:: Material to process ::

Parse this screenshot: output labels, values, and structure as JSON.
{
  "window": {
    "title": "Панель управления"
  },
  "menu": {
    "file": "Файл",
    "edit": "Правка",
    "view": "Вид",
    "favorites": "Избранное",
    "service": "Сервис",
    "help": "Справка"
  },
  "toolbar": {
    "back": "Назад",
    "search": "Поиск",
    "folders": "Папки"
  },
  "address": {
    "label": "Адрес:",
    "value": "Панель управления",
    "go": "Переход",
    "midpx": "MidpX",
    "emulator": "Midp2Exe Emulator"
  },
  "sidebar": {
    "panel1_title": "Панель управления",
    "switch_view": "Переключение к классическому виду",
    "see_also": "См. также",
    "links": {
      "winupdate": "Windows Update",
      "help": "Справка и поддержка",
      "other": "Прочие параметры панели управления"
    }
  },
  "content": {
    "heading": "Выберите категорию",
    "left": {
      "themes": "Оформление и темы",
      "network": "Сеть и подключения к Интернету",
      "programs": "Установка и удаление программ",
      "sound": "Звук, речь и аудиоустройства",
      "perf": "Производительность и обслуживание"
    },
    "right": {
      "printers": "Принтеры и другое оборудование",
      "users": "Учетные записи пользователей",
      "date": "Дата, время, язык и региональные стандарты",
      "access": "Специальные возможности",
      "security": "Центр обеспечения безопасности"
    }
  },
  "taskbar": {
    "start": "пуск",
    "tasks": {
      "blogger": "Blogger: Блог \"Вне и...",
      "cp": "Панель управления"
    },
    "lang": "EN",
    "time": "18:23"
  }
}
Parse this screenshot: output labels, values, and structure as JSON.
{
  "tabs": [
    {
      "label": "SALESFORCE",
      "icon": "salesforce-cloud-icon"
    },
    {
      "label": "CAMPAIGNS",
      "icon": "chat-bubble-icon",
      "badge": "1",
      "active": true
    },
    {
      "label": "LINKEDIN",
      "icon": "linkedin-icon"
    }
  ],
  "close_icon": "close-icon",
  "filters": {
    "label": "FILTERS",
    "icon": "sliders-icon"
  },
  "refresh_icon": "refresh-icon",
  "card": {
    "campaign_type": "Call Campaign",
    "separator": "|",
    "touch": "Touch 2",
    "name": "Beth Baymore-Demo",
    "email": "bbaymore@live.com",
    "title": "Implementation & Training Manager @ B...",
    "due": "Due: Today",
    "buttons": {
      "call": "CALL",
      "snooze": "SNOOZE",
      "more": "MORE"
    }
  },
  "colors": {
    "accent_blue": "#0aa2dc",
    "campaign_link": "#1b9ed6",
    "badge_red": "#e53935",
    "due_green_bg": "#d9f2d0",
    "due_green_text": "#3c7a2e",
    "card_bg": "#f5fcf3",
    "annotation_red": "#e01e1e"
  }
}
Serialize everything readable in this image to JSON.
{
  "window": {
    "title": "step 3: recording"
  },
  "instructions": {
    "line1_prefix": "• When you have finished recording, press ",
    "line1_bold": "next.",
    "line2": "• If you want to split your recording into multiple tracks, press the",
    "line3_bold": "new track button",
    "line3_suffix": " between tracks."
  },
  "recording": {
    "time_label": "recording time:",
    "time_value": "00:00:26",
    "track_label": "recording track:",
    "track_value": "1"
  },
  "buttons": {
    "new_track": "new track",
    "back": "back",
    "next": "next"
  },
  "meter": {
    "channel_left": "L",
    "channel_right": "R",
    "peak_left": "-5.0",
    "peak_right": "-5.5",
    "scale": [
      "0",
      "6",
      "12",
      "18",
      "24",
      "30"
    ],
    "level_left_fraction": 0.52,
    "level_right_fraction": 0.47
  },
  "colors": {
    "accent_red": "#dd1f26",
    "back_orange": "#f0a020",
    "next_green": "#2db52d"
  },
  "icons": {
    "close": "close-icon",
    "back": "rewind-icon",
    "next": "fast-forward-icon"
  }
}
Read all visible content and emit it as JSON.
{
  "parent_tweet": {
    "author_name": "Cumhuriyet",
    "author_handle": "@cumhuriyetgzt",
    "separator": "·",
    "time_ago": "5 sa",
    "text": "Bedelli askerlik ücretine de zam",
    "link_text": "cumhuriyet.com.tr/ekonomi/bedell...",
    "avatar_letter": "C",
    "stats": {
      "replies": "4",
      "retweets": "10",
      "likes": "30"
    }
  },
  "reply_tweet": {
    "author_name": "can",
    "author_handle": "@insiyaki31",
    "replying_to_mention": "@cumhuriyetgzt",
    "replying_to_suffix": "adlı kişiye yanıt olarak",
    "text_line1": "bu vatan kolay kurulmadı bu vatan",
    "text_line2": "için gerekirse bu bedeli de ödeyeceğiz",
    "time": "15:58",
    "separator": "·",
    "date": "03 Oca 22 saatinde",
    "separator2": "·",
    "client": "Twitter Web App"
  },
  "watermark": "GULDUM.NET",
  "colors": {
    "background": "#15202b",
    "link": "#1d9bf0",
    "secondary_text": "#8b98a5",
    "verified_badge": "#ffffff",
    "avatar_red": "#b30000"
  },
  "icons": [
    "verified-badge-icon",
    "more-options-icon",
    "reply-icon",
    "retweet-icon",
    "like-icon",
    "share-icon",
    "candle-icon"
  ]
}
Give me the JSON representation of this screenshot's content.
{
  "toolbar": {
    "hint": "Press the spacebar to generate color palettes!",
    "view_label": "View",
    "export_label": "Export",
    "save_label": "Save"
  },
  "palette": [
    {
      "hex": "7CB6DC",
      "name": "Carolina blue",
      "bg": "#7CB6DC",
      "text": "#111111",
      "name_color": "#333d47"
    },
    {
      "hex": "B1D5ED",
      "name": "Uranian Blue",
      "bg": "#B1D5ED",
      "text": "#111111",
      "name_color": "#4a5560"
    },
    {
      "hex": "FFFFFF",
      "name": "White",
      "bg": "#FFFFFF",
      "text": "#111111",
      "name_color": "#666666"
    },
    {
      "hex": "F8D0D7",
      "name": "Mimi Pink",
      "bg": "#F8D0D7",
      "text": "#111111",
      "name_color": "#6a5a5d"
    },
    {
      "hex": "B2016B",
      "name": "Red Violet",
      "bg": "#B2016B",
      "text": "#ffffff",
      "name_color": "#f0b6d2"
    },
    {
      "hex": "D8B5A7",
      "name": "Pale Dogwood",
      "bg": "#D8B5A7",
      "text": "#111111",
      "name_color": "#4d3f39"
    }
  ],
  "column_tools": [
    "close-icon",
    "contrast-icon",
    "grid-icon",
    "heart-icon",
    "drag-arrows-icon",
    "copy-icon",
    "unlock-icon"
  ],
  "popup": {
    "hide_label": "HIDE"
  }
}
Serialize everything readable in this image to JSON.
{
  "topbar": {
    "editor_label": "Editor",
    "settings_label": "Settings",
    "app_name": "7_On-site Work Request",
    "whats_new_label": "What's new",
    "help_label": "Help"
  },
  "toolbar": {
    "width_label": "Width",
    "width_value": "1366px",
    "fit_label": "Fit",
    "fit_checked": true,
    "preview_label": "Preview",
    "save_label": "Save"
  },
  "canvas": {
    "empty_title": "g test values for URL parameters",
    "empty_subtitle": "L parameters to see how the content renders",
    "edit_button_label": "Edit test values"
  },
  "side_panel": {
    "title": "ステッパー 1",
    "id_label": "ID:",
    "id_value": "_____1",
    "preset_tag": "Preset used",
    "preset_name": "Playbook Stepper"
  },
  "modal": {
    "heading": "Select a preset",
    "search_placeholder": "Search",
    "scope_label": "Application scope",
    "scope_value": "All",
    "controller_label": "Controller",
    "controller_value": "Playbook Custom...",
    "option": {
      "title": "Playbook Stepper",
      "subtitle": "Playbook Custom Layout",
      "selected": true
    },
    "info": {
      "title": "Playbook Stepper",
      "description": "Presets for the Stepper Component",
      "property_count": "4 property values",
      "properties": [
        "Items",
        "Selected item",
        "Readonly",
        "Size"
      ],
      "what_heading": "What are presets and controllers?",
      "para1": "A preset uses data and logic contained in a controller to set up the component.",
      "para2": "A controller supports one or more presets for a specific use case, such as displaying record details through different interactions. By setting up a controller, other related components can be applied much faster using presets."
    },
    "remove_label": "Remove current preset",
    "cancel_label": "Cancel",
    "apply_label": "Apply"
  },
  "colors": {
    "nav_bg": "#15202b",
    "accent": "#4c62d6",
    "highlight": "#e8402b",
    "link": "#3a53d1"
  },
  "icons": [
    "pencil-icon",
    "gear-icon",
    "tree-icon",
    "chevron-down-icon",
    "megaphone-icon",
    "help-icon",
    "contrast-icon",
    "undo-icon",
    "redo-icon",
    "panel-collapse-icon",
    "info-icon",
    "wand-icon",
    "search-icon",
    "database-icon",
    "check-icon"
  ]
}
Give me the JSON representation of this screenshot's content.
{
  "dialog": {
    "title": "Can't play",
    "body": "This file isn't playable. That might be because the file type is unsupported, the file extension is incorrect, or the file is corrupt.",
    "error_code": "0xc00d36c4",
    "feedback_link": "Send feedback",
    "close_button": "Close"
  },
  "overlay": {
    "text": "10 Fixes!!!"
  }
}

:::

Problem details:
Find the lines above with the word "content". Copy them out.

Answer box:
  "content": {
Read all visible content and emit it as JSON.
Give me the JSON representation of this screenshot's content.
    "empty_subtitle": "L parameters to see how the content renders",
Give me the JSON representation of this screenshot's content.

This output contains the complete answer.